  • Hal Needham, stunt man & film director
  • Scott Carpenter, astronaut
  • Ken Norton, Sr, boxer
  • Eiji Toyoda, auto executive
  • David Frost, journalist
  • Seamus Heaney, poet
  • Ruth Asawa, artist
  • Michael Hastings, journalist
  • Richard Ramirez, serial killer
  • David “Deacon” Jones, football player
  • Jean Stapleton, actress
  • Ed Shaughnessy, musician
  • Ray Manzarek, musician
  • Joyce Brothers, psychologist
  • Ray Harryhausen, film special effects wizard
  • Deanna Durbin, musician/actress
  • George Jones, musician
  • Richie Havens, musician
  • Pat Summerall, broadcaster
  • Frank Bank, actor
  • Maria Tallchief, dancer
  • Jonathan Winters, comedian & actor
  • Margaret Thatcher, politician
  • Annette Funicello, actress
  • Roger Ebert, film critic
  • Jack Pardee, football player
  • Phil Ramone, record producer
  • Richard Griffiths, actor
  • Rise Stevens, musician
  • Harry Reems, actor
  • Alvin Lee, musician
  • Hugo Chavez, politician
  • Bonnie Franklin, actress
  • Van Cliburn, musician
  • Roy Brown, automotive engineer/designer
  • C Everett Koop, physician
  • George Aratani, electronics executive
  • Mindy McCready, musician
  • Stuart Freeborn, film makeup/costuming legend
  • Andre Cassagnes, electrician & inventor
  • Ed Koch, politician

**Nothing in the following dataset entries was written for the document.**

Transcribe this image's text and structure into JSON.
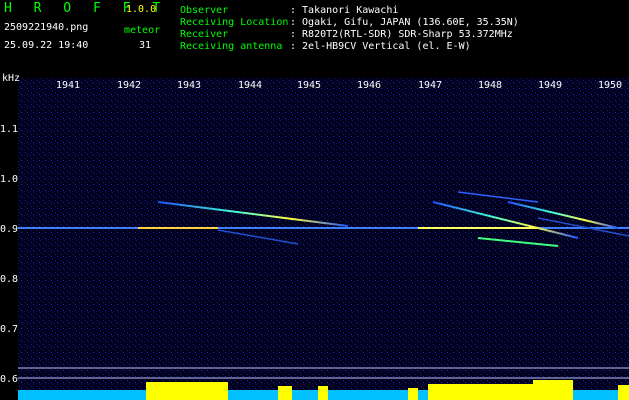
{
  "app": {
    "name": "H R O F F T",
    "version": "1.0.0"
  },
  "file": {
    "name": "2509221940.png",
    "datetime": "25.09.22 19:40"
  },
  "meteor": {
    "label": "meteor",
    "count": "31"
  },
  "info": [
    {
      "key": "Observer",
      "value": ": Takanori Kawachi"
    },
    {
      "key": "Receiving Location",
      "value": ": Ogaki, Gifu, JAPAN (136.60E, 35.35N)"
    },
    {
      "key": "Receiver",
      "value": ": R820T2(RTL-SDR) SDR-Sharp 53.372MHz"
    },
    {
      "key": "Receiving antenna",
      "value": ": 2el-HB9CV Vertical (el. E-W)"
    }
  ],
  "axis": {
    "yunit": "kHz",
    "x_ticks": [
      "1941",
      "1942",
      "1943",
      "1944",
      "1945",
      "1946",
      "1947",
      "1948",
      "1949",
      "1950"
    ],
    "y_ticks": [
      "1.1",
      "1.0",
      "0.9",
      "0.8",
      "0.7",
      "0.6"
    ]
  },
  "colors": {
    "label": "#00ff00",
    "text": "#ffffff",
    "accent": "#ffff00",
    "bg": "#000010"
  }
}
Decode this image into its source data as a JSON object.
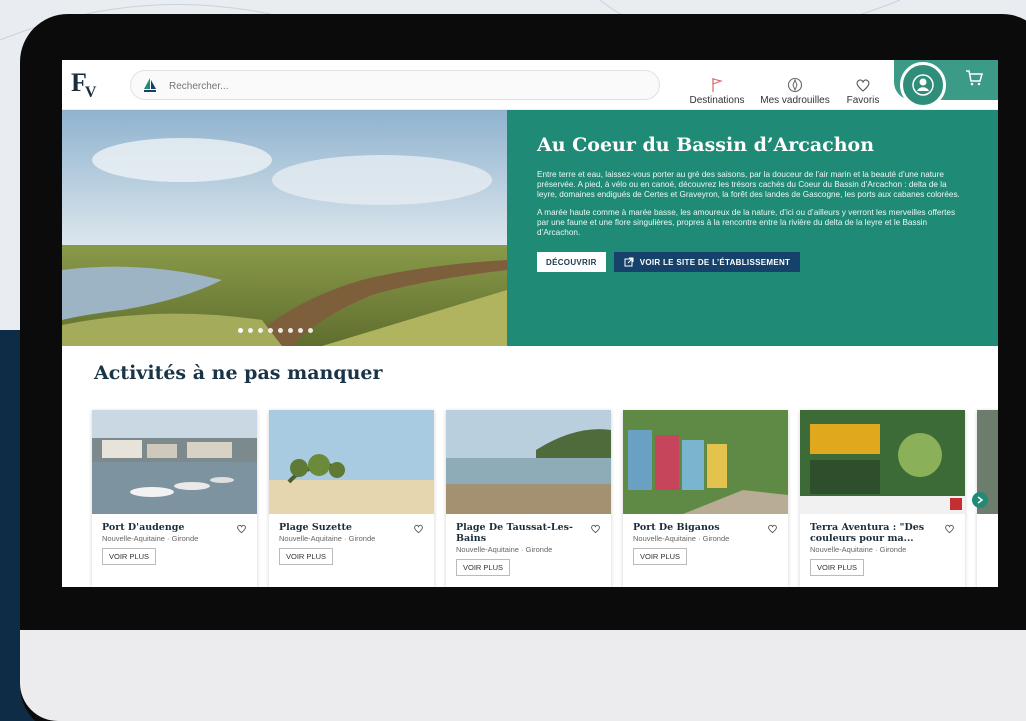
{
  "header": {
    "logo_main": "F",
    "logo_sub": "V",
    "search_placeholder": "Rechercher...",
    "nav": [
      {
        "label": "Destinations",
        "icon": "flag-icon"
      },
      {
        "label": "Mes vadrouilles",
        "icon": "compass-icon"
      },
      {
        "label": "Favoris",
        "icon": "heart-icon"
      }
    ],
    "account_icon": "user-icon",
    "cart_icon": "cart-icon"
  },
  "hero": {
    "title": "Au Coeur du Bassin d’Arcachon",
    "paragraph_1": "Entre terre et eau, laissez-vous porter au gré des saisons, par la douceur de l’air marin et la beauté d’une nature préservée. A pied, à vélo ou en canoé, découvrez les trésors cachés du Coeur du Bassin d’Arcachon : delta de la leyre, domaines endigués de Certes et Graveyron, la forêt des landes de Gascogne, les ports aux cabanes colorées.",
    "paragraph_2": "A marée haute comme à marée basse, les amoureux de la nature, d’ici ou d’ailleurs y verront les merveilles offertes par une faune et une flore singulières, propres à la rencontre entre la rivière du delta de la leyre et le Bassin d’Arcachon.",
    "btn_discover": "DÉCOUVRIR",
    "btn_site": "VOIR LE SITE DE L’ÉTABLISSEMENT",
    "slide_count": 8,
    "active_slide": 1
  },
  "section": {
    "title": "Activités à ne pas manquer"
  },
  "cards": [
    {
      "title": "Port D'audenge",
      "subtitle": "Nouvelle-Aquitaine · Gironde",
      "button": "VOIR PLUS"
    },
    {
      "title": "Plage Suzette",
      "subtitle": "Nouvelle-Aquitaine · Gironde",
      "button": "VOIR PLUS"
    },
    {
      "title": "Plage De Taussat-Les-Bains",
      "subtitle": "Nouvelle-Aquitaine · Gironde",
      "button": "VOIR PLUS"
    },
    {
      "title": "Port De Biganos",
      "subtitle": "Nouvelle-Aquitaine · Gironde",
      "button": "VOIR PLUS"
    },
    {
      "title": "Terra Aventura : \"Des couleurs pour ma...",
      "subtitle": "Nouvelle-Aquitaine · Gironde",
      "button": "VOIR PLUS"
    }
  ],
  "colors": {
    "brand_green": "#1f8a75",
    "navy": "#16416a",
    "text_dark": "#1b2d3b"
  }
}
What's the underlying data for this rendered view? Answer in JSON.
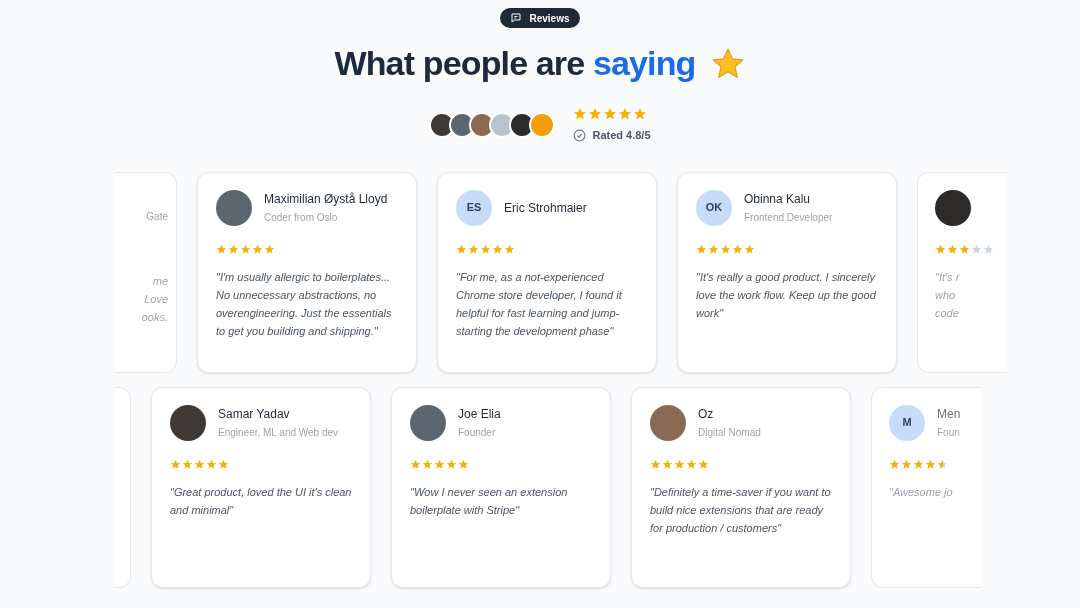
{
  "badge": {
    "label": "Reviews"
  },
  "heading": {
    "text": "What people are",
    "highlight": "saying"
  },
  "summary": {
    "stars": 4.8,
    "rating": "Rated 4.8/5"
  },
  "rows": [
    {
      "cards": [
        {
          "kind": "clipped_left",
          "role": "Gate",
          "fragments": [
            "me",
            "Love",
            "ooks."
          ]
        },
        {
          "kind": "full",
          "avatar": {
            "kind": "photo"
          },
          "name": "Maximilian Øystå Lloyd",
          "role": "Coder from Oslo",
          "stars": 5,
          "quote": "\"I'm usually allergic to boilerplates... No unnecessary abstractions, no overengineering. Just the essentials to get you building and shipping.\""
        },
        {
          "kind": "full",
          "avatar": {
            "kind": "initials",
            "text": "ES"
          },
          "name": "Eric Strohmaier",
          "stars": 5,
          "quote": "\"For me, as a not-experienced Chrome store developer, I found it helpful for fast learning and jump-starting the development phase\""
        },
        {
          "kind": "full",
          "avatar": {
            "kind": "initials",
            "text": "OK"
          },
          "name": "Obinna Kalu",
          "role": "Frontend Developer",
          "stars": 5,
          "quote": "\"It's really a good product. I sincerely love the work flow. Keep up the good work\""
        },
        {
          "kind": "clipped_right",
          "avatar": {
            "kind": "photo"
          },
          "stars": 3,
          "fragments": [
            "\"It's r",
            "who",
            "code"
          ]
        }
      ]
    },
    {
      "cards": [
        {
          "kind": "clipped_left"
        },
        {
          "kind": "full",
          "avatar": {
            "kind": "photo"
          },
          "name": "Samar Yadav",
          "role": "Engineer, ML and Web dev",
          "stars": 5,
          "quote": "\"Great product, loved the UI it's clean and minimal\""
        },
        {
          "kind": "full",
          "avatar": {
            "kind": "photo"
          },
          "name": "Joe Elia",
          "role": "Founder",
          "stars": 5,
          "quote": "\"Wow I never seen an extension boilerplate with Stripe\""
        },
        {
          "kind": "full",
          "avatar": {
            "kind": "photo"
          },
          "name": "Oz",
          "role": "Digital Nomad",
          "stars": 5,
          "quote": "\"Definitely a time-saver if you want to build nice extensions that are ready for production / customers\""
        },
        {
          "kind": "clipped_right",
          "avatar": {
            "kind": "initials",
            "text": "M"
          },
          "name": "Men",
          "role": "Foun",
          "stars": 4.5,
          "fragments": [
            "\"Awesome jo"
          ]
        }
      ]
    }
  ]
}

  • Patty Andrews, musician
  • Stan “The Man” Musial, baseball player
  • Earl Weaver, baseball player/manager
  • Gussy Moran, tennis player
  • Pauline “Dear Abby” Phillips, author
  • Aaron Swartz, nerd
  • Evan Connell, author & historian
  • Patti Page, musician
  • Kurt Caselli, motorcycle racer